When you think about it, texting has become an extremely common form of written communication. Consequently, it has become a form of writing, whether we like it or not. Most of the time, I love texting. It helps me stay connected with my family while I’m away, I can stay updated on what my housemates are doing, and my day can get a little brighter with funny texts or gifs my friends send me. However, there is a time and place for texting. Quite frankly, we are unaware of the context in which texting does not suit communication. And it can end up really, really awkward.
A few days ago, I texted my friend (keep in mind, he is a new friend that I met over the summer) about him setting me up with one of his friends for an event later this week. However, because most of the time texts include “haha” or “lol” in order to keep the conversation light, I tried to keep my request funny and light by explaining that I’m probably too old (no longer an underclassmen) to get set up. However, things took a wrong turn when he mistakenly thought I was asking him to be my date. This misunderstanding caused our remaining texts in the conversation to be awkward and strained.
I don’t think this miscommunication via texting is uncommon. Plain and simple, written communication must be interpreted without body language or facial expression, and therefore can be misinterpreted a lot easier. So then why do we insist on texting about every little thing in our lives? Doesn’t that just cause more time wasted and strain on relationships? Of course, I am definitely a culprit of this problem. I text about things that should probably be communicated verbally rather than through writing.
In my business communications class, we talk about how most of the time, there is a standard format to deliver news to people. However, this format changes when you must deliver bad news. So as communicators, why do we still insist on sharing bad news over a light-hearted text rather than giving the other person what they deserve: a meaningful, face-to-face conversation?
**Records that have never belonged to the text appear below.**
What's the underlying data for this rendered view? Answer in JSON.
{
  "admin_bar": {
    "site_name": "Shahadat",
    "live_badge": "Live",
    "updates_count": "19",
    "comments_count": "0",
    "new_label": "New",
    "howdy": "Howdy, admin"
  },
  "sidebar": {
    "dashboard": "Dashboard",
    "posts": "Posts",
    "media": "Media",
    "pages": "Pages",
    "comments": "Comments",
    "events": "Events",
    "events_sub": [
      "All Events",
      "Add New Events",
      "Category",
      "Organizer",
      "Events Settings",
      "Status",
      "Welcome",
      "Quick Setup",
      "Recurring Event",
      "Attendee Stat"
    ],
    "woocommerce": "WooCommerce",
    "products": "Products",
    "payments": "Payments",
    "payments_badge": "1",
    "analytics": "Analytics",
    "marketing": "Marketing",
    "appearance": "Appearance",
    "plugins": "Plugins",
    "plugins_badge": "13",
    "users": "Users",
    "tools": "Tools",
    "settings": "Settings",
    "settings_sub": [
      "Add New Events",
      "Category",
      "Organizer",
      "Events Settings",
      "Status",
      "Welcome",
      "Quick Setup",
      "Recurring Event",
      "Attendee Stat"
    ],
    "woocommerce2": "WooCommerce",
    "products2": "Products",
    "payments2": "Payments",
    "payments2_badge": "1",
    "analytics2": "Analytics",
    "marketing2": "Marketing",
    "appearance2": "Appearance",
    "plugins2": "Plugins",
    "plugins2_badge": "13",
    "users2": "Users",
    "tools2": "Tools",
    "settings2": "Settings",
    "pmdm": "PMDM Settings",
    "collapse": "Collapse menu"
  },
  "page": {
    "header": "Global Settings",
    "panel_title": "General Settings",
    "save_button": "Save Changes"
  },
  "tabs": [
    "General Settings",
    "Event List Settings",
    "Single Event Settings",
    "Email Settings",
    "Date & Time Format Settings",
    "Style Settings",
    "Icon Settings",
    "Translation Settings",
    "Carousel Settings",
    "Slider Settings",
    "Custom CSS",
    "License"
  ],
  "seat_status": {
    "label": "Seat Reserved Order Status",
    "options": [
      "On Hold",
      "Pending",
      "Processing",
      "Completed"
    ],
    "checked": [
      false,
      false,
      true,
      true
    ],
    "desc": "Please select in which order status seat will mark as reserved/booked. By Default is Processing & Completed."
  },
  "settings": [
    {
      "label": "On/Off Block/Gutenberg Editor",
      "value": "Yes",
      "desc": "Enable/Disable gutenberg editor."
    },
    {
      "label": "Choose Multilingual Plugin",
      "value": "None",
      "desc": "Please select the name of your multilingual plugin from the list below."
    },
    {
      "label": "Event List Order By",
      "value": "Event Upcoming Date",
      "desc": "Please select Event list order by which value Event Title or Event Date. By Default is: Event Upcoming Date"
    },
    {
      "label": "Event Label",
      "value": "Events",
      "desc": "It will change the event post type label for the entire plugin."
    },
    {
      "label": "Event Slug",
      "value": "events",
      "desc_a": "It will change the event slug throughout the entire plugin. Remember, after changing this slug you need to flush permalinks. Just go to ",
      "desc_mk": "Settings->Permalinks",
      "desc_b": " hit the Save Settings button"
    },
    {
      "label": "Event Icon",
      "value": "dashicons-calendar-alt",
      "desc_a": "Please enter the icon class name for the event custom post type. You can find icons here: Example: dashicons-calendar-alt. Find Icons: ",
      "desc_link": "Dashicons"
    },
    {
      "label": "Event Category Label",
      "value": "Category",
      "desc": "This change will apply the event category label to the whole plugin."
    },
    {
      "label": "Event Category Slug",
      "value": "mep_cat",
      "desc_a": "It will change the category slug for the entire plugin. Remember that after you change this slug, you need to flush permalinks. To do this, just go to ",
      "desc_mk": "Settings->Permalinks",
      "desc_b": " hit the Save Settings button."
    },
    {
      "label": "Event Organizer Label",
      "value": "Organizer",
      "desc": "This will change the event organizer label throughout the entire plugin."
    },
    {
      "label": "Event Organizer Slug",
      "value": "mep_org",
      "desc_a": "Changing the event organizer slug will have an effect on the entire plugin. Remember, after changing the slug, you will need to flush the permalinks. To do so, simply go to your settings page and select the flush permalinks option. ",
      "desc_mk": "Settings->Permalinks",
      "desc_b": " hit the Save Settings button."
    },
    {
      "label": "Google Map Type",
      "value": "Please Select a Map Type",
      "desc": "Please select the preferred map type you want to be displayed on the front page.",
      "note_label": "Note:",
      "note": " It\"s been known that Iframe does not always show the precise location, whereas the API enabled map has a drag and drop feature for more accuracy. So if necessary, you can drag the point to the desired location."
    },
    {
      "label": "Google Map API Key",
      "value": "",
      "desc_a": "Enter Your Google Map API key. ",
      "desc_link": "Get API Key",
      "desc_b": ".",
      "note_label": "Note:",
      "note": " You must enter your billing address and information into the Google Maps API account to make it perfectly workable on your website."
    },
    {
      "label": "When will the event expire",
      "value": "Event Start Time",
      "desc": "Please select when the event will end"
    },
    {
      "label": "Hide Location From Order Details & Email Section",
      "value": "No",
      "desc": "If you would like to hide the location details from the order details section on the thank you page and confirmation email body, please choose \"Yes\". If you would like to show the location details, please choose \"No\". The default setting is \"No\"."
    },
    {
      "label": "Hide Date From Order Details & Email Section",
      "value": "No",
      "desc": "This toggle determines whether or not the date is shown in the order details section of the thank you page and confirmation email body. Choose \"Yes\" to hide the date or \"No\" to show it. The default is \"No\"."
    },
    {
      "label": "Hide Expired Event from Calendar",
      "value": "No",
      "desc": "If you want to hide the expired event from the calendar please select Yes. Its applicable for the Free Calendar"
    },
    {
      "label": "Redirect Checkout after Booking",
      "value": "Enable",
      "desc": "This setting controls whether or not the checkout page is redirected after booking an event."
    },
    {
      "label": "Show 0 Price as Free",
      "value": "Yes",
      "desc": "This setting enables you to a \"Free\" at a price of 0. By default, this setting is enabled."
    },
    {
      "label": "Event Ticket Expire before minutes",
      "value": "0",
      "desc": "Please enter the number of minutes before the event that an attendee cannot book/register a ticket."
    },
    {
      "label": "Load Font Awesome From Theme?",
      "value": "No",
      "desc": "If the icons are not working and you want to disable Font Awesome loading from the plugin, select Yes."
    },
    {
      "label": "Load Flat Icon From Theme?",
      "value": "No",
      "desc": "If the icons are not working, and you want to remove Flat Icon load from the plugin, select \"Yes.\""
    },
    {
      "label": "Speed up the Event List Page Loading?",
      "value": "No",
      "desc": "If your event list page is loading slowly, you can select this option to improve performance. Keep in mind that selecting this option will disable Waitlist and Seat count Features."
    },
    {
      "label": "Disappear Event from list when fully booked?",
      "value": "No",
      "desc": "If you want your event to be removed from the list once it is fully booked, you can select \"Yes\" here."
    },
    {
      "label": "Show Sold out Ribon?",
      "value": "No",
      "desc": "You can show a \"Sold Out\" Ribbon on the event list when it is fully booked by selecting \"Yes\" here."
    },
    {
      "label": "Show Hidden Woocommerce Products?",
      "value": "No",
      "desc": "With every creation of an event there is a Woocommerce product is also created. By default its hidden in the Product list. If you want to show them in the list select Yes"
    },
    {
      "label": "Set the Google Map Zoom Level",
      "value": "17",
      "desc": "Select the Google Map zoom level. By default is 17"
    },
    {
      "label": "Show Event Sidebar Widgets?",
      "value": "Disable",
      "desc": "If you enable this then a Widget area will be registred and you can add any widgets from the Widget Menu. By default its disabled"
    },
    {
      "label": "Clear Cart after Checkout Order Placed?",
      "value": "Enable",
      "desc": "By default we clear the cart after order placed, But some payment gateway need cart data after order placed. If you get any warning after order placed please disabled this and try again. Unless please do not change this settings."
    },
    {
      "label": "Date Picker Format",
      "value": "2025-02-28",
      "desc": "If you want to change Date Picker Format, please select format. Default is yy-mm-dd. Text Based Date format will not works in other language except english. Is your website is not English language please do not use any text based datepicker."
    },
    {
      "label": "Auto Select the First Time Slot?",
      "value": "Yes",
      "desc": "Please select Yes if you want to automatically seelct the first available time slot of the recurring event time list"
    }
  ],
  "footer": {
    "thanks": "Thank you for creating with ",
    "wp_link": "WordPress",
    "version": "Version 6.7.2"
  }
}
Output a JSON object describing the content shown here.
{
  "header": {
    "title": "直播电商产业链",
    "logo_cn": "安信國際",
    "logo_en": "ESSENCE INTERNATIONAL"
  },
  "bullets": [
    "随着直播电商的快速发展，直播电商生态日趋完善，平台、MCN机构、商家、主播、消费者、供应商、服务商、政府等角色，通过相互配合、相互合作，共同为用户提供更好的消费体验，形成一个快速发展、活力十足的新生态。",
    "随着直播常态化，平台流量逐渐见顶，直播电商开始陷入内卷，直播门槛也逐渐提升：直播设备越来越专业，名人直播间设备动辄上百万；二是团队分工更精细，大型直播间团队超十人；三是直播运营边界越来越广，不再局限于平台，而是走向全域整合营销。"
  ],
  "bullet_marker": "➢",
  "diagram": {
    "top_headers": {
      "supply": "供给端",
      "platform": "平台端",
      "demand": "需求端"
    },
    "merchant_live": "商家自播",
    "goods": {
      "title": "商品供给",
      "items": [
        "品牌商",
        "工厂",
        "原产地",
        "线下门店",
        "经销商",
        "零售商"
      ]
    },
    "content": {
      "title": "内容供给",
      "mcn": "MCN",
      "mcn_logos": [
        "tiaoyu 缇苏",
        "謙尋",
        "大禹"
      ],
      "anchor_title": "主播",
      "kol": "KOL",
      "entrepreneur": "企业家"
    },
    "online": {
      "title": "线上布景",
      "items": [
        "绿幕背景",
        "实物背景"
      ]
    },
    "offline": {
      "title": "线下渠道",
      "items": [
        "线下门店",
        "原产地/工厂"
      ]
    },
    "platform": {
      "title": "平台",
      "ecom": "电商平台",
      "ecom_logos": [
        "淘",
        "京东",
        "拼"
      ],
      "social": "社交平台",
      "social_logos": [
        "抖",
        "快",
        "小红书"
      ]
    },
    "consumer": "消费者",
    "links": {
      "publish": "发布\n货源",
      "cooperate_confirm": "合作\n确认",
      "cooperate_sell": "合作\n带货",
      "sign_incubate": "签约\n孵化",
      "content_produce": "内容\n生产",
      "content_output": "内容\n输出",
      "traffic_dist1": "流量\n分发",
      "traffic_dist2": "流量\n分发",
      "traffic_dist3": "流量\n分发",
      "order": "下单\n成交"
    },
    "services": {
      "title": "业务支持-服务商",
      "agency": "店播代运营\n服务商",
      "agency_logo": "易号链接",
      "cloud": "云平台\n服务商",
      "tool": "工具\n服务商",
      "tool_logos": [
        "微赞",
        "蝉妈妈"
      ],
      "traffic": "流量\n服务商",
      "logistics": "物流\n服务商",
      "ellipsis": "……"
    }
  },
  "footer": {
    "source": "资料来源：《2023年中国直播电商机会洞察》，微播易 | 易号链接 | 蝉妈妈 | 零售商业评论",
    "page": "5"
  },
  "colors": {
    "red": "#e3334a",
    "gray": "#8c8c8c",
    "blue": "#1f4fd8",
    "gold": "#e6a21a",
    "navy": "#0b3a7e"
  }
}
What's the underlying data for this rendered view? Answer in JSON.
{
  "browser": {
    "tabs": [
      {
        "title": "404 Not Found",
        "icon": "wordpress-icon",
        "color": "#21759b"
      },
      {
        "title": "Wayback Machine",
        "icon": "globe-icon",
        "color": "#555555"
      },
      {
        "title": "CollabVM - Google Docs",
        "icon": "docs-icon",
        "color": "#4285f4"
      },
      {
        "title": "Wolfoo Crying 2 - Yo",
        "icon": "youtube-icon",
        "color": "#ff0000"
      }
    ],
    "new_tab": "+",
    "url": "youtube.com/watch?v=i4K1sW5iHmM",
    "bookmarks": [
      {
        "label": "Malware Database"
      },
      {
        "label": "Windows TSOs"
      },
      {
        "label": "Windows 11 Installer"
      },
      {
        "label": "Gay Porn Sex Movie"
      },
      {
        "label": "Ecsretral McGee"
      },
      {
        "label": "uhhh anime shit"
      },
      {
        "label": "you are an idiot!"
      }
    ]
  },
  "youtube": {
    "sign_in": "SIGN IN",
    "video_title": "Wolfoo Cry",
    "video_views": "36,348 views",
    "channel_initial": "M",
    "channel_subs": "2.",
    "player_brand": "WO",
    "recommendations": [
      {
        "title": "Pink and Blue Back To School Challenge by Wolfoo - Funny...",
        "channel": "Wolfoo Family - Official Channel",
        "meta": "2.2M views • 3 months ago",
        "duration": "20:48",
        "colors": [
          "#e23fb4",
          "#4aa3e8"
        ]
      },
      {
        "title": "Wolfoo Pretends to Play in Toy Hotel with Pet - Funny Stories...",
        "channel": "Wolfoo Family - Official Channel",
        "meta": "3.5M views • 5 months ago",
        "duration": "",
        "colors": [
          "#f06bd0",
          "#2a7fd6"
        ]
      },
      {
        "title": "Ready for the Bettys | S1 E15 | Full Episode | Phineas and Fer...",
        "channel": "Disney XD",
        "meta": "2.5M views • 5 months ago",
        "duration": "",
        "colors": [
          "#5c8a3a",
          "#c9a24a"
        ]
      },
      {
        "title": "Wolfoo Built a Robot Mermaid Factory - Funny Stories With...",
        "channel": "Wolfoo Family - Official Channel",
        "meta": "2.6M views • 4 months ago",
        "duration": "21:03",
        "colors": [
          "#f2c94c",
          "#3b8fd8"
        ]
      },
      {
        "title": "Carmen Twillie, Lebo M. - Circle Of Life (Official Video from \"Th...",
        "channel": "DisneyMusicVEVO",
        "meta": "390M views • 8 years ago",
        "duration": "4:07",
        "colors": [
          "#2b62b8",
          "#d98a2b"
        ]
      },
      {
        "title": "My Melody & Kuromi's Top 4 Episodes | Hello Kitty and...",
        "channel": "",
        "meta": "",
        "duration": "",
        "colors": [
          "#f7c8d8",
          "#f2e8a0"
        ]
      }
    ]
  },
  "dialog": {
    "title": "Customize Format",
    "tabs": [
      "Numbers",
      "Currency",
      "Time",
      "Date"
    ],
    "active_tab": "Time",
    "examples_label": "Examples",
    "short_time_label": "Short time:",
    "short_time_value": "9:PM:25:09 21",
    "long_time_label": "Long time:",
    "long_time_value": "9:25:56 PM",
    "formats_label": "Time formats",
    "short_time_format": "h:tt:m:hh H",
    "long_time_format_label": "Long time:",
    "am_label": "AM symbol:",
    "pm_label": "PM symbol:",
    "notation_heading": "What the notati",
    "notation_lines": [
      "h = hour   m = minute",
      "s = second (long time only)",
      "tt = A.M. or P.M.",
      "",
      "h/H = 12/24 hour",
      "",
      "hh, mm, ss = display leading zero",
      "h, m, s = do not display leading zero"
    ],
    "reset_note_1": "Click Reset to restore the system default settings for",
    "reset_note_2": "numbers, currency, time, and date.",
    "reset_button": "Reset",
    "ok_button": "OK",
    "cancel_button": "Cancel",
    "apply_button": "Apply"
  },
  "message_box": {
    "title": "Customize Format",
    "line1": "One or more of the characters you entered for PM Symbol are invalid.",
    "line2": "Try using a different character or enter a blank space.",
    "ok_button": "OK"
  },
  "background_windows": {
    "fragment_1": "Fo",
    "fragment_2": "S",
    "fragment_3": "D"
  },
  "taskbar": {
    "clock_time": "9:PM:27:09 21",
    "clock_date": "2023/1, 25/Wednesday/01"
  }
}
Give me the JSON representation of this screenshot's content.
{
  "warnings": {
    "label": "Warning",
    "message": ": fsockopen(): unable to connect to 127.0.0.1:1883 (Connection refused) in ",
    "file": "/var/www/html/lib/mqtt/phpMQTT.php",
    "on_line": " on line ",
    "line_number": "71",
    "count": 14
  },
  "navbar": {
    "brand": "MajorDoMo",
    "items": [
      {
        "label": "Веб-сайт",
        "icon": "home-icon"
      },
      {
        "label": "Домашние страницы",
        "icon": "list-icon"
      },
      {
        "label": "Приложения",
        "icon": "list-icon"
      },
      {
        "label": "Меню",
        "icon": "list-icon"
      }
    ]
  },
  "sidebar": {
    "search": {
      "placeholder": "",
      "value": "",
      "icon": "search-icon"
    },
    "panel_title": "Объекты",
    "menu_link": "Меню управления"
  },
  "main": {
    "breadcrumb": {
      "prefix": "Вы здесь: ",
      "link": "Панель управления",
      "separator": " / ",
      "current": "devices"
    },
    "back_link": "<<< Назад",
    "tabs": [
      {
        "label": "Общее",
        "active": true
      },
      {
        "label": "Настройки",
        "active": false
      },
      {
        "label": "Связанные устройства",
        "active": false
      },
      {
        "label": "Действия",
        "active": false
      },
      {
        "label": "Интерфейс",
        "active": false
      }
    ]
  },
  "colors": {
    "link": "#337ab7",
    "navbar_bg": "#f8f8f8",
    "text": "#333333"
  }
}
Like I said, I by no means am an exception to this travesty of millennial communication. But I think it’s something to keep in mind. Whether we consciously acknowledge it or not, texting is a form of writing that could and should be crafted carefully. Otherwise, you could end up in a very uncomfortable conversation that can be hard to transfer from writing through texting to verbal communication.